━━ GIVEN RECORDS ━━

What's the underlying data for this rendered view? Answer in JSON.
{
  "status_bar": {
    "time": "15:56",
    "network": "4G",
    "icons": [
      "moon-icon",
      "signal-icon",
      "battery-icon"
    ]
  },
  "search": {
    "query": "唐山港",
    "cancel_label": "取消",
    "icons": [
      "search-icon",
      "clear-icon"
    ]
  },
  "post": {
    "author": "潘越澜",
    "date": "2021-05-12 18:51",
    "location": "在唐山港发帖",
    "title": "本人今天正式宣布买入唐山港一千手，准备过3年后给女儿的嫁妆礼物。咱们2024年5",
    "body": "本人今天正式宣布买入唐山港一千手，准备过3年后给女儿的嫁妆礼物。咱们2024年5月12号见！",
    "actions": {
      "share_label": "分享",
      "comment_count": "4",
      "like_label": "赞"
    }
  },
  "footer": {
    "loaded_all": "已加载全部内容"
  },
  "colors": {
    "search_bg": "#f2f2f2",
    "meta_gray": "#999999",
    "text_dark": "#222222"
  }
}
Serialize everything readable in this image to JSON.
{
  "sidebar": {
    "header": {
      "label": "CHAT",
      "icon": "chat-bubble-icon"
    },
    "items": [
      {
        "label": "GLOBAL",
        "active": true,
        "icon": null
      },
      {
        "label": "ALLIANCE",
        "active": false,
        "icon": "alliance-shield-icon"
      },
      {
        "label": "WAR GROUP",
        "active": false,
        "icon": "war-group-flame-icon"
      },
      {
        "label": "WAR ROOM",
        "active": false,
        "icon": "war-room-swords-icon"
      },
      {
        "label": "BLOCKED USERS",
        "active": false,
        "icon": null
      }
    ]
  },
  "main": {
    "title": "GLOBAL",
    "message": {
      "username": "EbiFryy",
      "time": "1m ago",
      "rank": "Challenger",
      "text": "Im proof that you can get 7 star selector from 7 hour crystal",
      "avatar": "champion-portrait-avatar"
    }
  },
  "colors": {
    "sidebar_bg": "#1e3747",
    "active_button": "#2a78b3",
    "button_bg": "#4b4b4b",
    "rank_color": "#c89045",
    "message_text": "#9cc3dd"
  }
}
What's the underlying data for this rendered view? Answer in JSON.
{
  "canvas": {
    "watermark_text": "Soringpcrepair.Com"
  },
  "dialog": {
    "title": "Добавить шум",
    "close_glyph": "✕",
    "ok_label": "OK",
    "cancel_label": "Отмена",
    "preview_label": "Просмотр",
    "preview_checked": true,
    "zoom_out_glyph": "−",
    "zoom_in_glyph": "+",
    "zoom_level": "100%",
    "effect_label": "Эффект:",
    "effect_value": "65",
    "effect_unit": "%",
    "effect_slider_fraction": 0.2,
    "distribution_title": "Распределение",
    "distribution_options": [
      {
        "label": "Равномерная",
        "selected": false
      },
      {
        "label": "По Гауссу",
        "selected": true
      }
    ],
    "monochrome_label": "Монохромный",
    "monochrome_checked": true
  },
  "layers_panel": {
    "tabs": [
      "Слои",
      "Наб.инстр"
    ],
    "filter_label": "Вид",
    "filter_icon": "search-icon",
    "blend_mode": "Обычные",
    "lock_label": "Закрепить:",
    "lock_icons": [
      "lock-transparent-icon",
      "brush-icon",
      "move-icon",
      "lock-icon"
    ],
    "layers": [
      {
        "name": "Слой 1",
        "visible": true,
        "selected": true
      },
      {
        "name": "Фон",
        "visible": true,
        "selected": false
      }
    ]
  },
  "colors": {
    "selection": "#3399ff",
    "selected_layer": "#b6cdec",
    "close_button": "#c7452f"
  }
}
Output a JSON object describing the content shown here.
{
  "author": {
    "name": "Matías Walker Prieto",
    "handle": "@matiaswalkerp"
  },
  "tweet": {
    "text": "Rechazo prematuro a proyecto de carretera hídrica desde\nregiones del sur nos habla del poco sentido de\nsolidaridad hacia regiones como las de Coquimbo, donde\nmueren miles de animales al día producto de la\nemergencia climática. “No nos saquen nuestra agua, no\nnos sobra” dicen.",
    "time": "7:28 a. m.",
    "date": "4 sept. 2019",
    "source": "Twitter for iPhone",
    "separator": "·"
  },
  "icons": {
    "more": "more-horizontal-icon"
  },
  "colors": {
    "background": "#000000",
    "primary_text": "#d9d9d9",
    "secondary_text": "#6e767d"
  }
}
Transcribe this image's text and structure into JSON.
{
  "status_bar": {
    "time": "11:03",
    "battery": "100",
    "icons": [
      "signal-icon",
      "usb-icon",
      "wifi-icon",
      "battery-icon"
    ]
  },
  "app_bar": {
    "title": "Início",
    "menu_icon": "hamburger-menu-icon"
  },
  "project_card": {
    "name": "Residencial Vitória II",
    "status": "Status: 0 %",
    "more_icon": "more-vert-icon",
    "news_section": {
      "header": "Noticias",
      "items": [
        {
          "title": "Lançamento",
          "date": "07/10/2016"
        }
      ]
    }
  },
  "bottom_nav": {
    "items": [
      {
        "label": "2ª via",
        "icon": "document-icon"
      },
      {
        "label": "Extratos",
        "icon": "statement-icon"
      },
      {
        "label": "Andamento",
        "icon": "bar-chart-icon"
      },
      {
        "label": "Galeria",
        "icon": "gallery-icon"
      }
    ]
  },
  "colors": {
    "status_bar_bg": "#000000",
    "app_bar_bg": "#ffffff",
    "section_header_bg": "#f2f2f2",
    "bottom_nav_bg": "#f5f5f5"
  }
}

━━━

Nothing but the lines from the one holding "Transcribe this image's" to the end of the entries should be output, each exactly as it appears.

Transcribe this image's text and structure into JSON.
{
  "status_bar": {
    "time": "11:03",
    "battery": "100",
    "icons": [
      "signal-icon",
      "usb-icon",
      "wifi-icon",
      "battery-icon"
    ]
  },
  "app_bar": {
    "title": "Início",
    "menu_icon": "hamburger-menu-icon"
  },
  "project_card": {
    "name": "Residencial Vitória II",
    "status": "Status: 0 %",
    "more_icon": "more-vert-icon",
    "news_section": {
      "header": "Noticias",
      "items": [
        {
          "title": "Lançamento",
          "date": "07/10/2016"
        }
      ]
    }
  },
  "bottom_nav": {
    "items": [
      {
        "label": "2ª via",
        "icon": "document-icon"
      },
      {
        "label": "Extratos",
        "icon": "statement-icon"
      },
      {
        "label": "Andamento",
        "icon": "bar-chart-icon"
      },
      {
        "label": "Galeria",
        "icon": "gallery-icon"
      }
    ]
  },
  "colors": {
    "status_bar_bg": "#000000",
    "app_bar_bg": "#ffffff",
    "section_header_bg": "#f2f2f2",
    "bottom_nav_bg": "#f5f5f5"
  }
}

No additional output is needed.